    Lees next argues that 1.72 acres of its land should be classified as primary land and the remaining 0.72 acres as useable undeveloped land, instead of the current classification of its land as entirely primary. Land Type refers to a code that denotes the classification of all or part of a parcel according to its use. Ind. Admin. Code tit. 50, r. 2.1-4-2(f) (1992) (codified in present form at id., r. 2.2-4-17(b)(1996)); see also White Swan Realty, Inc. v. State Bd. of Tax Comm’rs, 712 N.E.2d 555, 561 (Ind. Tax Ct. 1999) (discussing land classification), review denied. Primary land is that land which is utilized as the primary building or plant site and includes in pertinent part the footprint of the building as well as the primary parking area. Ind. Admin. Code tit. 50, r. 2.1-4-2(f); see also State Board Reassessment Bulletin No. RO-33 (1989). Secondary land is that portion of the land utilized for secondary uses such as yard storage or a refuse dump. Ind. Admin. Code tit. 50, r. 2.1-4-2(f). Undeveloped land is that portion of land that is usable but undeveloped. See footnote Id.
    In order to arrive at this breakdown, Miller took the square footage and footprint of the building (which were taken from Lees’ property record card) and then added in the parking lot, for a total of 1.72 acres of primary land. (Joint Ex. 4); (Trial Tr. at 11-12.) Miller then concluded that the remaining 0.72 acres must be useable undeveloped land. (Trial Tr. at 12.) Beyond this, Lees presented no evidence concerning the composition of the 0.72 acres claimed as useable undeveloped land. The Court refuses to make Lees’ case for it. CGC Enters. v. State Bd. of Tax Comm’rs, 714 N.E.2d 801, 803 (Ind. Tax Ct. 1999). Such unsubstantiated statements are nothing more than bare allegations. Herb, 656 N.E.2d at 893. The Court deems the above evidence as conclusory and thus non-probative as to land classification. Since Lees has not presented a prima facie case concerning land classification, the BOR’s determination stands.

    For the above stated reasons, the Court AFFIRMS the State Board’s final determination in all respects.

Footnote: Lees also raises an issue not considered by the Court: Whether the State Board’s property assessment system, on its face, violates the Indiana Constitution.
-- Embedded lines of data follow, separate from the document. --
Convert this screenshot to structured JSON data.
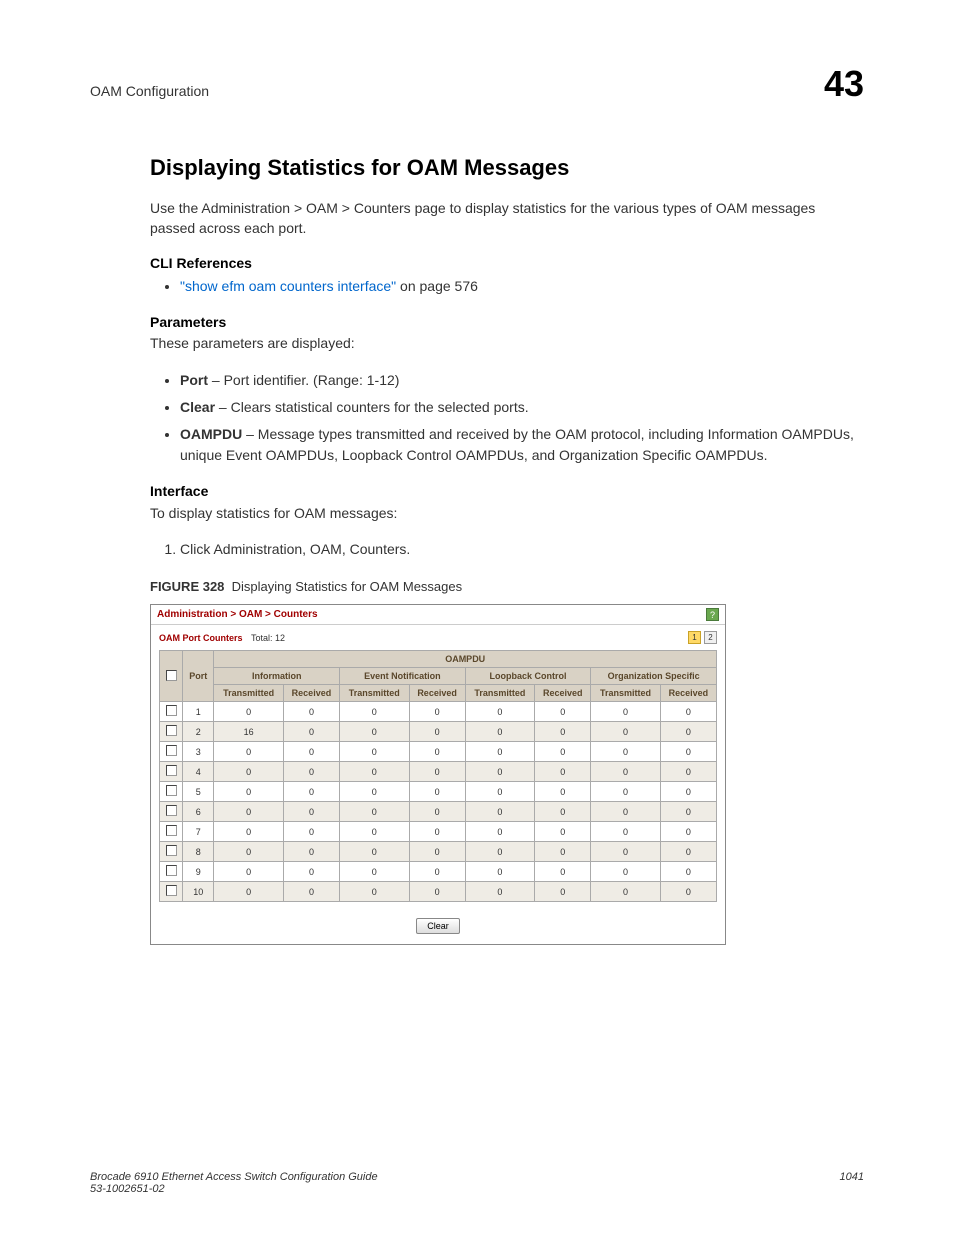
{
  "header": {
    "section": "OAM Configuration",
    "chapter": "43"
  },
  "title": "Displaying Statistics for OAM Messages",
  "intro": "Use the Administration > OAM > Counters page to display statistics for the various types of OAM messages passed across each port.",
  "cli": {
    "heading": "CLI References",
    "link": "\"show efm oam counters interface\"",
    "suffix": " on page 576"
  },
  "params": {
    "heading": "Parameters",
    "intro": "These parameters are displayed:",
    "items": [
      {
        "name": "Port",
        "desc": " – Port identifier. (Range: 1-12)"
      },
      {
        "name": "Clear",
        "desc": " – Clears statistical counters for the selected ports."
      },
      {
        "name": "OAMPDU",
        "desc": " – Message types transmitted and received by the OAM protocol, including Information OAMPDUs, unique Event OAMPDUs, Loopback Control OAMPDUs, and Organization Specific OAMPDUs."
      }
    ]
  },
  "interface": {
    "heading": "Interface",
    "intro": "To display statistics for OAM messages:",
    "steps": [
      "Click Administration, OAM, Counters."
    ]
  },
  "figure": {
    "label": "FIGURE 328",
    "caption": "Displaying Statistics for OAM Messages",
    "breadcrumb": "Administration > OAM > Counters",
    "help": "?",
    "countersLabel": "OAM Port Counters",
    "totalLabel": "Total: 12",
    "pageBadges": [
      "1",
      "2"
    ],
    "headers": {
      "oampdu": "OAMPDU",
      "port": "Port",
      "groups": [
        "Information",
        "Event Notification",
        "Loopback Control",
        "Organization Specific"
      ],
      "sub": [
        "Transmitted",
        "Received"
      ]
    },
    "rows": [
      {
        "port": "1",
        "v": [
          "0",
          "0",
          "0",
          "0",
          "0",
          "0",
          "0",
          "0"
        ]
      },
      {
        "port": "2",
        "v": [
          "16",
          "0",
          "0",
          "0",
          "0",
          "0",
          "0",
          "0"
        ]
      },
      {
        "port": "3",
        "v": [
          "0",
          "0",
          "0",
          "0",
          "0",
          "0",
          "0",
          "0"
        ]
      },
      {
        "port": "4",
        "v": [
          "0",
          "0",
          "0",
          "0",
          "0",
          "0",
          "0",
          "0"
        ]
      },
      {
        "port": "5",
        "v": [
          "0",
          "0",
          "0",
          "0",
          "0",
          "0",
          "0",
          "0"
        ]
      },
      {
        "port": "6",
        "v": [
          "0",
          "0",
          "0",
          "0",
          "0",
          "0",
          "0",
          "0"
        ]
      },
      {
        "port": "7",
        "v": [
          "0",
          "0",
          "0",
          "0",
          "0",
          "0",
          "0",
          "0"
        ]
      },
      {
        "port": "8",
        "v": [
          "0",
          "0",
          "0",
          "0",
          "0",
          "0",
          "0",
          "0"
        ]
      },
      {
        "port": "9",
        "v": [
          "0",
          "0",
          "0",
          "0",
          "0",
          "0",
          "0",
          "0"
        ]
      },
      {
        "port": "10",
        "v": [
          "0",
          "0",
          "0",
          "0",
          "0",
          "0",
          "0",
          "0"
        ]
      }
    ],
    "clearBtn": "Clear"
  },
  "footer": {
    "title": "Brocade 6910 Ethernet Access Switch Configuration Guide",
    "doc": "53-1002651-02",
    "page": "1041"
  }
}
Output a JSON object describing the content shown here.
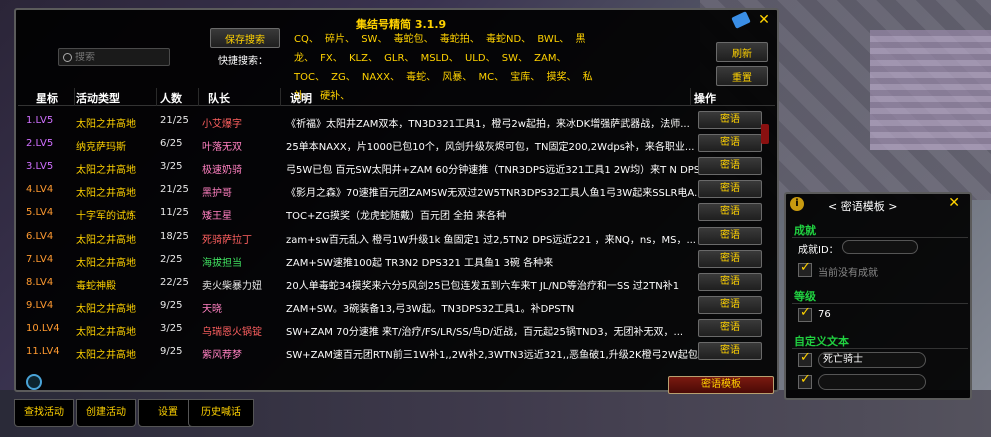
{
  "main": {
    "title": "集结号精简 3.1.9",
    "search_placeholder": "搜索",
    "save_search": "保存搜索",
    "quick_search_label": "快捷搜索：",
    "quick_tags": "CQ、 碎片、 SW、 毒蛇包、 毒蛇拍、 毒蛇ND、 BWL、 黑龙、 FX、 KLZ、 GLR、 MSLD、 ULD、 SW、 ZAM、 TOC、 ZG、 NAXX、 毒蛇、 风暴、 MC、 宝库、 摸奖、 私补、 硬补、",
    "refresh": "刷新",
    "reset": "重置",
    "headers": {
      "star": "星标",
      "activity": "活动类型",
      "count": "人数",
      "leader": "队长",
      "desc": "说明",
      "op": "操作"
    },
    "whisper_label": "密语",
    "template_btn": "密语模板",
    "tabs": [
      "查找活动",
      "创建活动",
      "设置",
      "历史喊话"
    ],
    "rows": [
      {
        "star": "1.LV5",
        "star_color": "#d070ff",
        "activity": "太阳之井高地",
        "count": "21/25",
        "leader": "小艾爆字",
        "leader_color": "#ff6060",
        "desc": "《祈福》太阳井ZAM双本，TN3D321工具1，橙弓2w起拍，来冰DK增强萨武器战，法师..."
      },
      {
        "star": "2.LV5",
        "star_color": "#d070ff",
        "activity": "纳克萨玛斯",
        "count": "6/25",
        "leader": "叶落无双",
        "leader_color": "#ff80c0",
        "desc": "25单本NAXX，片1000已包10个，风剑升级灰烬可包，TN固定200,2Wdps补，来各职业..."
      },
      {
        "star": "3.LV5",
        "star_color": "#d070ff",
        "activity": "太阳之井高地",
        "count": "3/25",
        "leader": "极速奶骑",
        "leader_color": "#ff80c0",
        "desc": "弓5W已包 百元SW太阳井+ZAM 60分钟速推（TNR3DPS远近321工具1 2W均）来T N DPS"
      },
      {
        "star": "4.LV4",
        "star_color": "#ff9a30",
        "activity": "太阳之井高地",
        "count": "21/25",
        "leader": "黑护哥",
        "leader_color": "#ff80c0",
        "desc": "《影月之森》70速推百元团ZAMSW无双过2W5TNR3DPS32工具人鱼1弓3W起来SSLR电A..."
      },
      {
        "star": "5.LV4",
        "star_color": "#ff9a30",
        "activity": "十字军的试炼",
        "count": "11/25",
        "leader": "矮王星",
        "leader_color": "#ff80c0",
        "desc": "TOC+ZG摸奖（龙虎蛇随戴）百元团 全拍 来各种"
      },
      {
        "star": "6.LV4",
        "star_color": "#ff9a30",
        "activity": "太阳之井高地",
        "count": "18/25",
        "leader": "死骑萨拉丁",
        "leader_color": "#ff6060",
        "desc": "zam+sw百元乱入 橙弓1W升级1k 鱼固定1 过2,5TN2 DPS远近221 ，来NQ，ns，MS，..."
      },
      {
        "star": "7.LV4",
        "star_color": "#ff9a30",
        "activity": "太阳之井高地",
        "count": "2/25",
        "leader": "海拔担当",
        "leader_color": "#40e060",
        "desc": "ZAM+SW速推100起  TR3N2 DPS321 工具鱼1 3碗  各种来"
      },
      {
        "star": "8.LV4",
        "star_color": "#ff9a30",
        "activity": "毒蛇神殿",
        "count": "22/25",
        "leader": "卖火柴暴力妞",
        "leader_color": "#e8e8e8",
        "desc": "20人单毒蛇34摸奖来六分5风剑25已包连发五到六车来T JL/ND等治疗和一SS 过2TN补1"
      },
      {
        "star": "9.LV4",
        "star_color": "#ff9a30",
        "activity": "太阳之井高地",
        "count": "9/25",
        "leader": "天晓",
        "leader_color": "#ff80c0",
        "desc": "ZAM+SW。3碗装备13,弓3W起。TN3DPS32工具1。补DPSTN"
      },
      {
        "star": "10.LV4",
        "star_color": "#ff9a30",
        "activity": "太阳之井高地",
        "count": "3/25",
        "leader": "乌瑞恩火锅锭",
        "leader_color": "#ff6060",
        "desc": "SW+ZAM 70分速推 来T/治疗/FS/LR/SS/鸟D/近战，百元起25锅TND3，无团补无双，..."
      },
      {
        "star": "11.LV4",
        "star_color": "#ff9a30",
        "activity": "太阳之井高地",
        "count": "9/25",
        "leader": "紫风荐梦",
        "leader_color": "#ff80c0",
        "desc": "SW+ZAM速百元团RTN前三1W补1,,2W补2,3WTN3远近321,,恶鱼破1,升级2K橙弓2W起包"
      }
    ]
  },
  "side": {
    "title": "< 密语模板 >",
    "achievement_section": "成就",
    "achievement_id_label": "成就ID：",
    "no_achievement": "当前没有成就",
    "level_section": "等级",
    "level_value": "76",
    "custom_section": "自定义文本",
    "custom_text_1": "死亡骑士",
    "custom_text_2": ""
  }
}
The Court has stated that even though the current regulations are unconstitutional, “Real property must still be assessed, and, until the new regulations are in place, must be assessed under the present system.” Whitley Prods. Inc. v. State Bd. of Tax Comm’rs, 704 N.E.2d 1113, 1121 (Ind. Tax Ct. 1998) (citations omitted). Therefore, the Court will not address this issue.

Footnote: In an amended order issued on June 10, 1998, the Court, at the behest of Lees, also added the land classification issue to its original remand order of May 29, 1998.

Footnote: In addition, a fourth category of land classification now exists—unusable undeveloped land. While the 1992 regulations do not define this type of land, the 1996 regulations state that unusable undeveloped land is “The amount of vacant acreage that is unusable for commercial or industrial purposes, and not used for agricultural purposes.” Ind. Admin. Code tit. 50, r. 2.2-4-17(b)(1996).